Excel users may already realize how recorded macros can streamline redundant actions and boost their efficiency. Anyway many macro users do not realize that they can additionally refine their macros by editing them straightforwardly. Microsoft Excel courses can illustrate advanced techniques to take macros to the following level.
At the point when a user records a macro, it creates a list of instructions that Excel can use to repeat the exact same actions. These instructions are written in a programming language called Visual Basic for Applications (VBA). VBA is designed to combine amazing programming commands with simple syntax that makes it easier to learn than most other coding languages.
Advance recorded macros
Recording actions is a simple and ground-breaking way to create macros however the strategy has limitations. Excel courses teach students how to open up the macro code, read it, and change it to refine its operation. Consider a macro used in creating invoices. The user wants it to enter the current date into the Invoice Date cell. There are two ways to do this with a recorded macro and neither of them will deliver the desired result.
On the off chance that you enter the current date, such as January 15, when recording the macro, it will always use that date as the invoice date in any event, when entered on an alternate day.
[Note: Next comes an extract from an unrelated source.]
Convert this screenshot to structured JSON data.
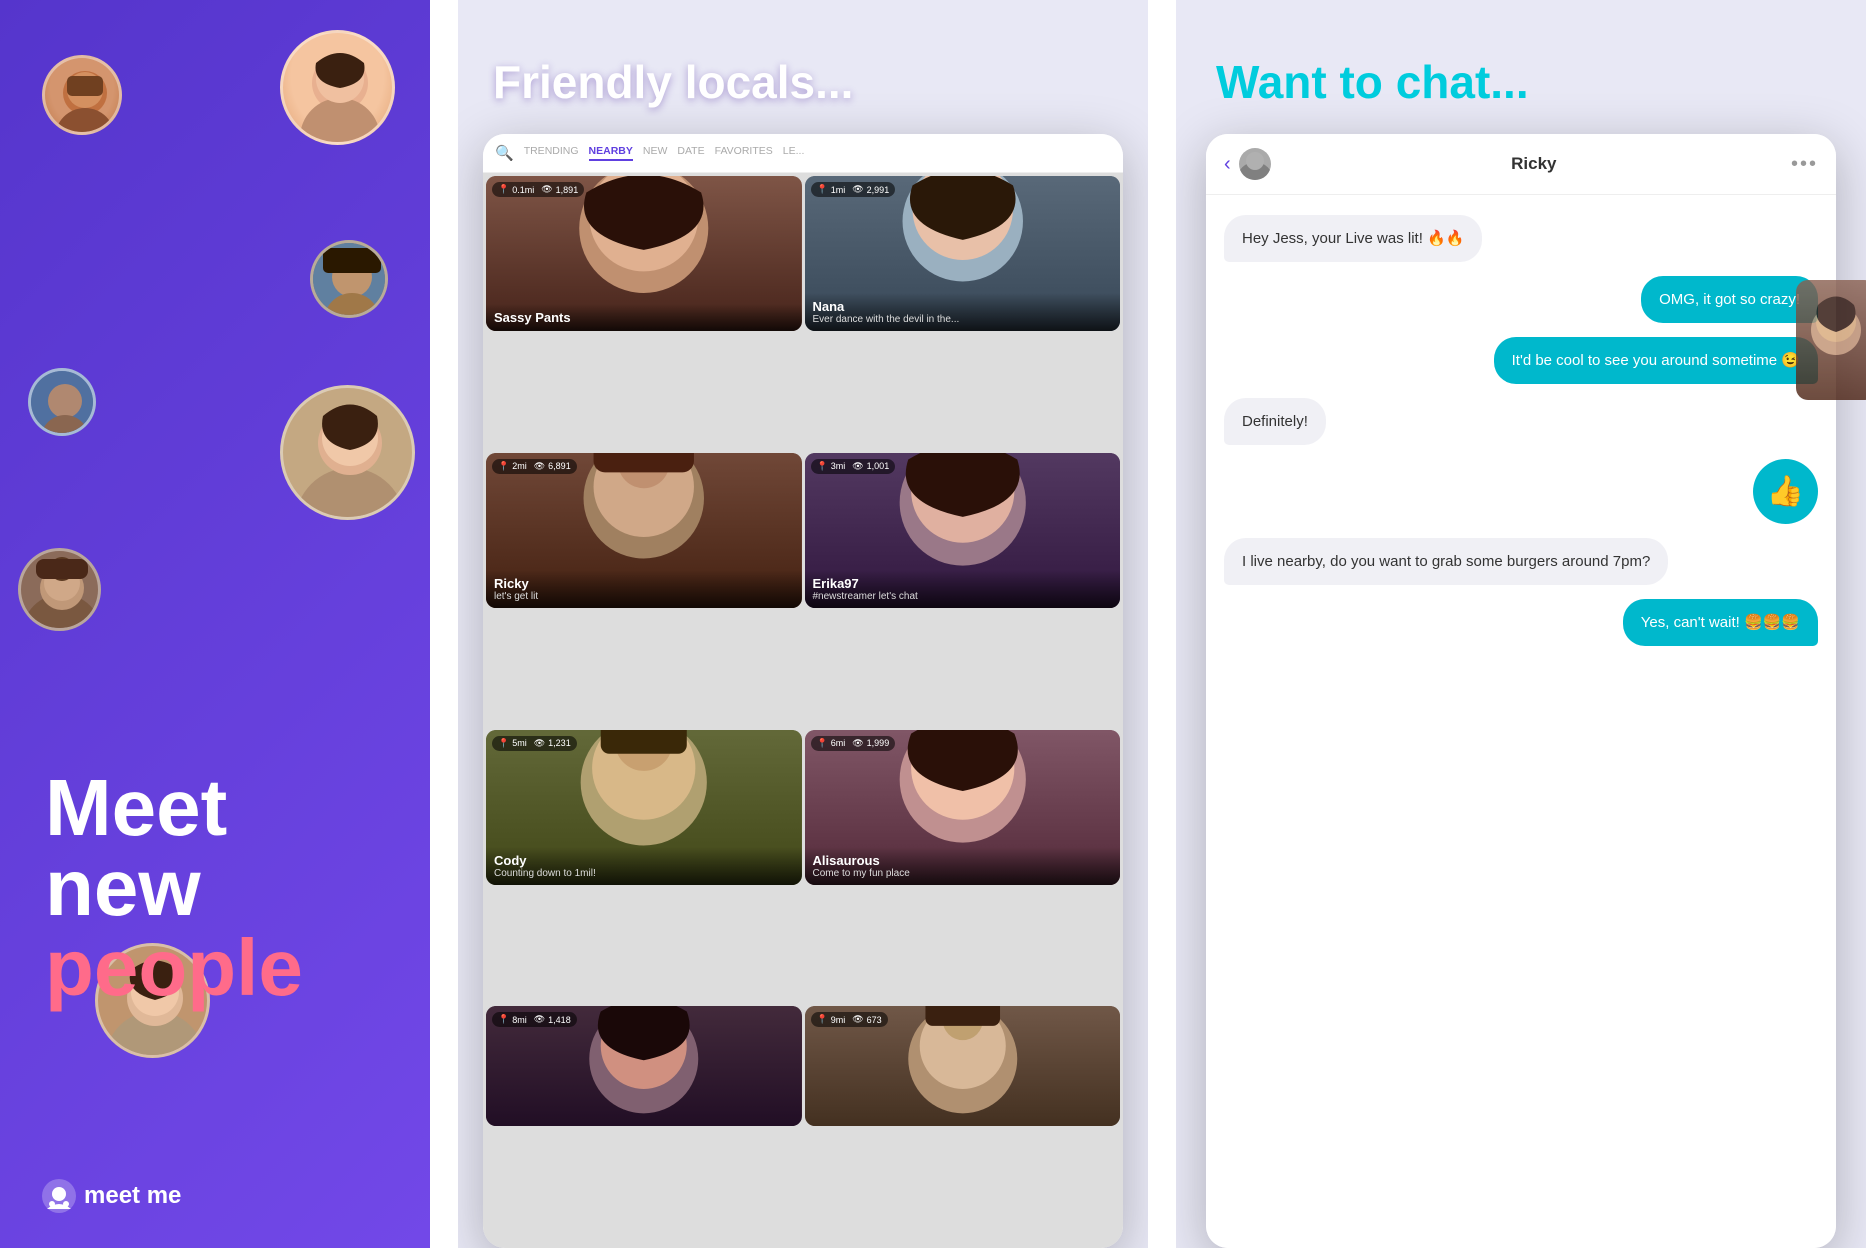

You’ll have to manually change the invoice date unfailingly.
In any case, in the event that you enter a formula such as Today () to attempt to avoid the issue, that will enter the invoice date accurately however that date will be dynamic. That means that each time the invoice is loaded, the invoice date will change to the current date.
advanced microsoft excel course singapore can show you how to alter a recorded macro so that it calculates the right invoice date as the date the invoice is created, at that point enters it as a static cell so that date would not change when the invoice is loaded later.
Create new commands
Although Excel contains a wide variety of inherent commands, you may have novel needs. Excel courses teach you how to assemble macros from scratch rather than by recording them, and how to make those macros available as new functions in formulas.
Consider the Average () command. It takes a gathering of values and displays their average. This is fine on the off chance that you have clean data yet outliers can invalidate the mean. Trim Mean () can help, however it cuts off data whether they are outliers or not. MS courses can show you how to create another command that can analyze each data point to see in the event that it is an anomaly or not and average just the sensible data to deliver an increasingly useful mean.